For those die-hard Mr Mortgage readers, you already knew this was happening. The ooze is spreading from Subprime to Pay Options, Alt-A, Jumbo Prime and A paper. It is what it is. It is kind of funny that we have all of these names differentiating the paper grades anyway. It is all nonsense because after so many rounds of downgrades from the raters and between 2005 and 2007 the line bewteen all paper grades becomming so blurred due to all sensibility and risk management leaving the mortgage sector, everything is likely several paper grades lower than its initial ratings anyway.
My data showed me that subprime defaults were at a plateau (at least temporarily) 4-months ago and Alt-A, led by the Pay Option ARMs spiking around the same time. Being in the mortgage business for 20-years primarily working the West Coast region, logic told me this 2-years ago.
Just remember the implosion order: Subprime, Pay Option, Alt-A, Jumbo Prime and then Prime. The HELOC Implosion has been ongoing and will accelerate into the Pay Option, Jumbo Prime and Prime implosions because the universes are larger than subprime and more piggy-back financing was used in these paper grades.
The Pay Option Implosion will kick start the Alt-A and Jumbo Prime implosions as it will bring down values considerably in higher-priced, Pay Option heavy regions. All three will be happening simultaneouslyputting an even greater strain in values. Prime will be the last to blow but will blow, as those 20% down 30-year fixed buyers from 2004-2007 find themselves 30% upside down and it being cheaper to rent. Remember, a large number of the 20% down crowd went out and stuck 90% to 100% HELOC’s on their homes, making them less than prime now as well. All of these things are happening right now but to nowhere near the degree they will as housing prices continue to fall and we move closer to peak resets for higher grades of ARM paper. -Best Mr Mortgage
Home loan troubles break records again
Friday September 5, 10:56 am ET
By Alan Zibel, AP Business Writer
Delinquencies, foreclosures rise to more than 9 percent of US home loans in second quarter.
WASHINGTON (AP) — A record 9 percent of American homeowners with a mortgage were either behind on their payments or in foreclosure at the end of June, as damage from the housing crisis continues to mount, the Mortgage Bankers Association said Friday.But the source of trouble in the mortgage market has shifted from subprime loans made to borrowers with poor credit to homeowners who had solid credit but took out exotic loans with ballooning monthly payments.
The problem is also concentrated in a handful of states, the worst being California and Florida.
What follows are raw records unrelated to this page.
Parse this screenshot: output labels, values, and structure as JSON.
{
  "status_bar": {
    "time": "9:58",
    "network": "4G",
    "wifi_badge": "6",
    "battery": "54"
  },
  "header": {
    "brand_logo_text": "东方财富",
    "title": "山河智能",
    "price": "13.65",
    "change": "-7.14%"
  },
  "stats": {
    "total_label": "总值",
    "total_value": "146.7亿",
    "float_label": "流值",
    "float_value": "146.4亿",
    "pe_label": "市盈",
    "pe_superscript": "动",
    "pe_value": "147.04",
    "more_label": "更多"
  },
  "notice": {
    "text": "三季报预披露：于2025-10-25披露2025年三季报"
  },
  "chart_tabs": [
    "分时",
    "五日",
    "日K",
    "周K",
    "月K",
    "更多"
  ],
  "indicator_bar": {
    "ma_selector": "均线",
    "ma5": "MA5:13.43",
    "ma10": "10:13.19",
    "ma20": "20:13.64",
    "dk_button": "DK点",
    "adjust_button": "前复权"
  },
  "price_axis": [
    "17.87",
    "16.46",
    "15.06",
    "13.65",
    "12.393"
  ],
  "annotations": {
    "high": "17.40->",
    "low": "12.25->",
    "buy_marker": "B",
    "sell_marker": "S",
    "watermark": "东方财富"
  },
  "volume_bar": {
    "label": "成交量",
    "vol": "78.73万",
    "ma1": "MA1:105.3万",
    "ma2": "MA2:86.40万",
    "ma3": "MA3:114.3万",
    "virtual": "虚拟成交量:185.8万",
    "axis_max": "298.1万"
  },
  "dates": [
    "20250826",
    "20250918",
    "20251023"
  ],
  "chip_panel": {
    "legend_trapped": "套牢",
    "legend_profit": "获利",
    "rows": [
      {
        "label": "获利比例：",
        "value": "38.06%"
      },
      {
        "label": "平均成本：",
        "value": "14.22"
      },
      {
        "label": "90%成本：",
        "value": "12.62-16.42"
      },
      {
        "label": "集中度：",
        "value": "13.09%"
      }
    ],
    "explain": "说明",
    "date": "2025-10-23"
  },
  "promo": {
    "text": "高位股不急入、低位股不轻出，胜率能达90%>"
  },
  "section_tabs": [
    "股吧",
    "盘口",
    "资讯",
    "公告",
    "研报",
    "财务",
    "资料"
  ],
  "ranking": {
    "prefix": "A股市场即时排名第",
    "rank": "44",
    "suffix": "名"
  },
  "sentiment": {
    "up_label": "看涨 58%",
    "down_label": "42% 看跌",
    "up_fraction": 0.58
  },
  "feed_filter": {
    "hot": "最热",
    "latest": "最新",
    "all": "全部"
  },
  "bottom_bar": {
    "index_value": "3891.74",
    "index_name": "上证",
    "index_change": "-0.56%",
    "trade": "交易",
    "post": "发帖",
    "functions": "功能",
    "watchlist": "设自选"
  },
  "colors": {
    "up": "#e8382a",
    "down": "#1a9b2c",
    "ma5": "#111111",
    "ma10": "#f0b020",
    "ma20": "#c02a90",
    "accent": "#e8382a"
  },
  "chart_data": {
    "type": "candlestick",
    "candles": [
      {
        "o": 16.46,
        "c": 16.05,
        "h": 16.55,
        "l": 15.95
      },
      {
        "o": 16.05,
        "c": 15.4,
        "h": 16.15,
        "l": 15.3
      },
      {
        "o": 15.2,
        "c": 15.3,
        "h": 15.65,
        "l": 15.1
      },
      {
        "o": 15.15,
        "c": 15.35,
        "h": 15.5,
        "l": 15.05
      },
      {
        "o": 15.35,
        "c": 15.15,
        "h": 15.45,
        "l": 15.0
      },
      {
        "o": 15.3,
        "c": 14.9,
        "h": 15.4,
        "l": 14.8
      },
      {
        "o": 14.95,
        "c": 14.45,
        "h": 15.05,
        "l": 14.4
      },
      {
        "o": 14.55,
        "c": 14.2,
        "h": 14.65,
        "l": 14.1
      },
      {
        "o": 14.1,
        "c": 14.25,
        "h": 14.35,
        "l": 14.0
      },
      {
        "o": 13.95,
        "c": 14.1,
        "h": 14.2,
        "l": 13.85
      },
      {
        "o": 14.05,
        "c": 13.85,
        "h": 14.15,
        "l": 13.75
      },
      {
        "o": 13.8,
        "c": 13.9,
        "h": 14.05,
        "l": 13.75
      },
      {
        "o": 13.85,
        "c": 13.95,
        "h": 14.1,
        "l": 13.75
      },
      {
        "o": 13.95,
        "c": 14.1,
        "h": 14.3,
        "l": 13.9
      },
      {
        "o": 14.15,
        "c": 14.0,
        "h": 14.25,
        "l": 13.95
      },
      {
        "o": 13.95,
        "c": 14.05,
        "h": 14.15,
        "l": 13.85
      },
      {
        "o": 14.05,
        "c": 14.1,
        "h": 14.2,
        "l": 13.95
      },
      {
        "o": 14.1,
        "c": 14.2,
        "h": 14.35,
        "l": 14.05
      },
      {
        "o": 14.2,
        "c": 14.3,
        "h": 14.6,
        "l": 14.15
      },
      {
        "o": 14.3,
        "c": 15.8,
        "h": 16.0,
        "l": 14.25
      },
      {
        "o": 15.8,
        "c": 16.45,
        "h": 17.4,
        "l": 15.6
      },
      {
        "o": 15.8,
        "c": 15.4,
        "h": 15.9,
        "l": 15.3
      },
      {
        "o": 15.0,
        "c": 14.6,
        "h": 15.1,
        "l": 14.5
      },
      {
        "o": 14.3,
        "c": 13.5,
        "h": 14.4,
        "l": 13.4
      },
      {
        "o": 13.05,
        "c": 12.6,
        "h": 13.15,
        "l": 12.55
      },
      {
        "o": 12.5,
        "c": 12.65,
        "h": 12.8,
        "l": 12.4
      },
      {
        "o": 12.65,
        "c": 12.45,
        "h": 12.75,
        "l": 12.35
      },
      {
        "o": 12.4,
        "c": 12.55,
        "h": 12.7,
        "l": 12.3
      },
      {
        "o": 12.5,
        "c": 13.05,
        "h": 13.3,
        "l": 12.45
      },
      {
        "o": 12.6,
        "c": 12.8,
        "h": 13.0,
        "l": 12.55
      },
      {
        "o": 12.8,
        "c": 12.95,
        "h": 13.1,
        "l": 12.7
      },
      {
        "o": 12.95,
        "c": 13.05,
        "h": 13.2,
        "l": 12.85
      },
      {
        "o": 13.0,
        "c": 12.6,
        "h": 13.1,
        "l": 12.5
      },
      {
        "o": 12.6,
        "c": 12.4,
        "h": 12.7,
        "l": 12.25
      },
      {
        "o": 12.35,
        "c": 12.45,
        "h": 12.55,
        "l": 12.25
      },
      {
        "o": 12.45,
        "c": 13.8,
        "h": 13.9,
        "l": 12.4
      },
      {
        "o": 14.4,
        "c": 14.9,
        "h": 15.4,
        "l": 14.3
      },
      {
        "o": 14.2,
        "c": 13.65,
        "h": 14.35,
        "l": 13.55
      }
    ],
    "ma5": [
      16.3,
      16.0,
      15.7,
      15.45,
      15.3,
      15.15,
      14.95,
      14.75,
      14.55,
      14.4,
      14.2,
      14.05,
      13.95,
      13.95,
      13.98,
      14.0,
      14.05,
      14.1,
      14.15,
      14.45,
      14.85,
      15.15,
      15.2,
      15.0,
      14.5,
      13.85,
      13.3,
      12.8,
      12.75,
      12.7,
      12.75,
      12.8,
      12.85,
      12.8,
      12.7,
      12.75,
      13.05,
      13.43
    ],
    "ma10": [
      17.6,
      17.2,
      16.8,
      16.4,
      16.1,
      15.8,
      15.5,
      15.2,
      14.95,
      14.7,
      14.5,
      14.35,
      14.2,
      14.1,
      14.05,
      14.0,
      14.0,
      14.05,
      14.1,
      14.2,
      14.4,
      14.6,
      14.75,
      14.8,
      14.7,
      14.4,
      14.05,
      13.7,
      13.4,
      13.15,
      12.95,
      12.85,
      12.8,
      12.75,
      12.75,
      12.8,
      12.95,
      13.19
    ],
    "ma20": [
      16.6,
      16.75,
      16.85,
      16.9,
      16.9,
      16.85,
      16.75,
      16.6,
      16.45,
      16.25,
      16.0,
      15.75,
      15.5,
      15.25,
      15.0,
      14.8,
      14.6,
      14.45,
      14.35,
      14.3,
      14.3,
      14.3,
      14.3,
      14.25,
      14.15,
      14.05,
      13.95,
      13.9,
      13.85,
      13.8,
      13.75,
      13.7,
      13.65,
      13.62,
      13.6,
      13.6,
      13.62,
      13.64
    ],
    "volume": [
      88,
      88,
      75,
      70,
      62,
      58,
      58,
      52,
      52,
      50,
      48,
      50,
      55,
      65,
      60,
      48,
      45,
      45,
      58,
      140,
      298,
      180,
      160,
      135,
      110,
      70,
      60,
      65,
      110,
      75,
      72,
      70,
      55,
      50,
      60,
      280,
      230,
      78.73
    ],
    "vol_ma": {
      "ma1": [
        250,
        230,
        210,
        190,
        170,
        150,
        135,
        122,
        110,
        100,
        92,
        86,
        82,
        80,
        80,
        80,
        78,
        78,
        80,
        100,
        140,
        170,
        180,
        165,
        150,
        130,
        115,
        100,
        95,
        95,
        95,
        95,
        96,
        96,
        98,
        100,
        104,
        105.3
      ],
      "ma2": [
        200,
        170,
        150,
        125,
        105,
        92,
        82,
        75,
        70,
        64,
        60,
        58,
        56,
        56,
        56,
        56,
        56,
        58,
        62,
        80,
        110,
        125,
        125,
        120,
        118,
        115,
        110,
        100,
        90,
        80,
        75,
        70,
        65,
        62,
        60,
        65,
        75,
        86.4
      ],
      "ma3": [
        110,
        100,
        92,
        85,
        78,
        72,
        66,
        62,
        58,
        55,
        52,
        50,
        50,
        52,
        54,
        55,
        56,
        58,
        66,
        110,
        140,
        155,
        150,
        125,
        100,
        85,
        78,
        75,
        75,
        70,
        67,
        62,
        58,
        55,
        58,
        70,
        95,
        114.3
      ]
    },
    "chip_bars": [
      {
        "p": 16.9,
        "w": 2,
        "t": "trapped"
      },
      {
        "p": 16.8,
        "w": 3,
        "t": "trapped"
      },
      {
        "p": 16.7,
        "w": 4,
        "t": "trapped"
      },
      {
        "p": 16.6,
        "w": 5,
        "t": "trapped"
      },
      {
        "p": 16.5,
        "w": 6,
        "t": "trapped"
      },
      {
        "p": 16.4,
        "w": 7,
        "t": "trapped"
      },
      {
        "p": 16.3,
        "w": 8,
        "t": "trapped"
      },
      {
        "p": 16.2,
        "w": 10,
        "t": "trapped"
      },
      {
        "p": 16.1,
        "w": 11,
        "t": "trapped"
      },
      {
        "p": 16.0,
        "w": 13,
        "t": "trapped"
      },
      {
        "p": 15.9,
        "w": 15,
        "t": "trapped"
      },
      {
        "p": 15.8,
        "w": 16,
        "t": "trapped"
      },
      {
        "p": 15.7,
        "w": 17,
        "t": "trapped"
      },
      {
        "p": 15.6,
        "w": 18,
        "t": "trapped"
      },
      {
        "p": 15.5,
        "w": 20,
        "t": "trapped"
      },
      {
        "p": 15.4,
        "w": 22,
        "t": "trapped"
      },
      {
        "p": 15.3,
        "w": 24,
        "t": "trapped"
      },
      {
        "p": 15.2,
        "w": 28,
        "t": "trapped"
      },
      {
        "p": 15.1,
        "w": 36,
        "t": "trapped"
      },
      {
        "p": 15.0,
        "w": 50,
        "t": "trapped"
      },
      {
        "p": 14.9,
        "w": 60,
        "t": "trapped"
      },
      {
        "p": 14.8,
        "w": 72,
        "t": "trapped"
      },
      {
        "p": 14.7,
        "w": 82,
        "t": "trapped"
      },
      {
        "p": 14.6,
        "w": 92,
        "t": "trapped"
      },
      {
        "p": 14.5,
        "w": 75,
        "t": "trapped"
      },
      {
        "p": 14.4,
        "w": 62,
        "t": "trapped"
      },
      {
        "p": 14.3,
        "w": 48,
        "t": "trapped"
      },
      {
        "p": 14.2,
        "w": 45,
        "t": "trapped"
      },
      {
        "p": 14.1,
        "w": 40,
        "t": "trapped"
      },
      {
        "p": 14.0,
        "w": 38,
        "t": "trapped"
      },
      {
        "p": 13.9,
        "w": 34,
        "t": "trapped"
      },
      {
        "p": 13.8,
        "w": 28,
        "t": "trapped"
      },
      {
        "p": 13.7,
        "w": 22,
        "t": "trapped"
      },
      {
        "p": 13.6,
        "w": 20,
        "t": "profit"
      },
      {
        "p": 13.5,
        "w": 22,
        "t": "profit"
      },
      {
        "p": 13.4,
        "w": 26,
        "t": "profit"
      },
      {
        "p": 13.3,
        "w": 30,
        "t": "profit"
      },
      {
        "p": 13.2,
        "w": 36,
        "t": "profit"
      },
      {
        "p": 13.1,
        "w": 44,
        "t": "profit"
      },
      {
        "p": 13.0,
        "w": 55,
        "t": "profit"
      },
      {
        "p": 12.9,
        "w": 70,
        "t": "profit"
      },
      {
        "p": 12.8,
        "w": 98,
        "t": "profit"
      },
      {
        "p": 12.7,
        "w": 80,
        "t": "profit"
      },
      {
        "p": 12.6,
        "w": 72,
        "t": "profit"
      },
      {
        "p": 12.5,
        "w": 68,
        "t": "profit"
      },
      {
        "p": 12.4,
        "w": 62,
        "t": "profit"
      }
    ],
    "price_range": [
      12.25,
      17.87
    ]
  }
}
The real estate markets in those two states were fueled by some of the riskiest lending practices and rampant speculation during the housing boom that has turned into a devastating bust.
“That’s clearly the problem,” said Jay Brinkmann, the association’s chief economist. “The national numbers are driven by the two largest states” with the most outstanding home loans.
The latest quarterly snapshot of the market broke records for late payments, homes entering the foreclosure process and for the inventory of loans in foreclosure. The trade group’s records go back to 1979.
The percentage of loans at least 30 days past due or in foreclosure was up from 8.1 percent in the January-March quarter, using figures that were not adjusted for seasonal factors.
New foreclosures were concentrated in eight states: Nevada, Florida, California, Arizona, Michigan, Rhode Island, Indiana and Ohio.
But for the first time since the mortgage crisis started, delinquencies on subprime adjustable-rate loans declined. While more than one out of every five homeowners with a subprime ARM is still in default, that portion dipped 1 percentage point from the first quarter to 21 percent.
What’s driving the delinquency rate up now is the number of homeowners with risky, adjustable-rate prime loans made with little or no proof of the borrowers’ income or assets.
Many of these loans allowed the borrower to pay only the interest on the loan for a fixed period of time. Others gave borrower the option to “pick-a-payment,” adding any unpaid interest to the principal balance.
More than one out of 10 borrowers with a prime adjustable-rate loan is now delinquent or in foreclosure. That portion, 11.3 percent, was up from 9.7 percent in the first quarter and is expected to continue to rise as more homeowners see their monthly payments spike.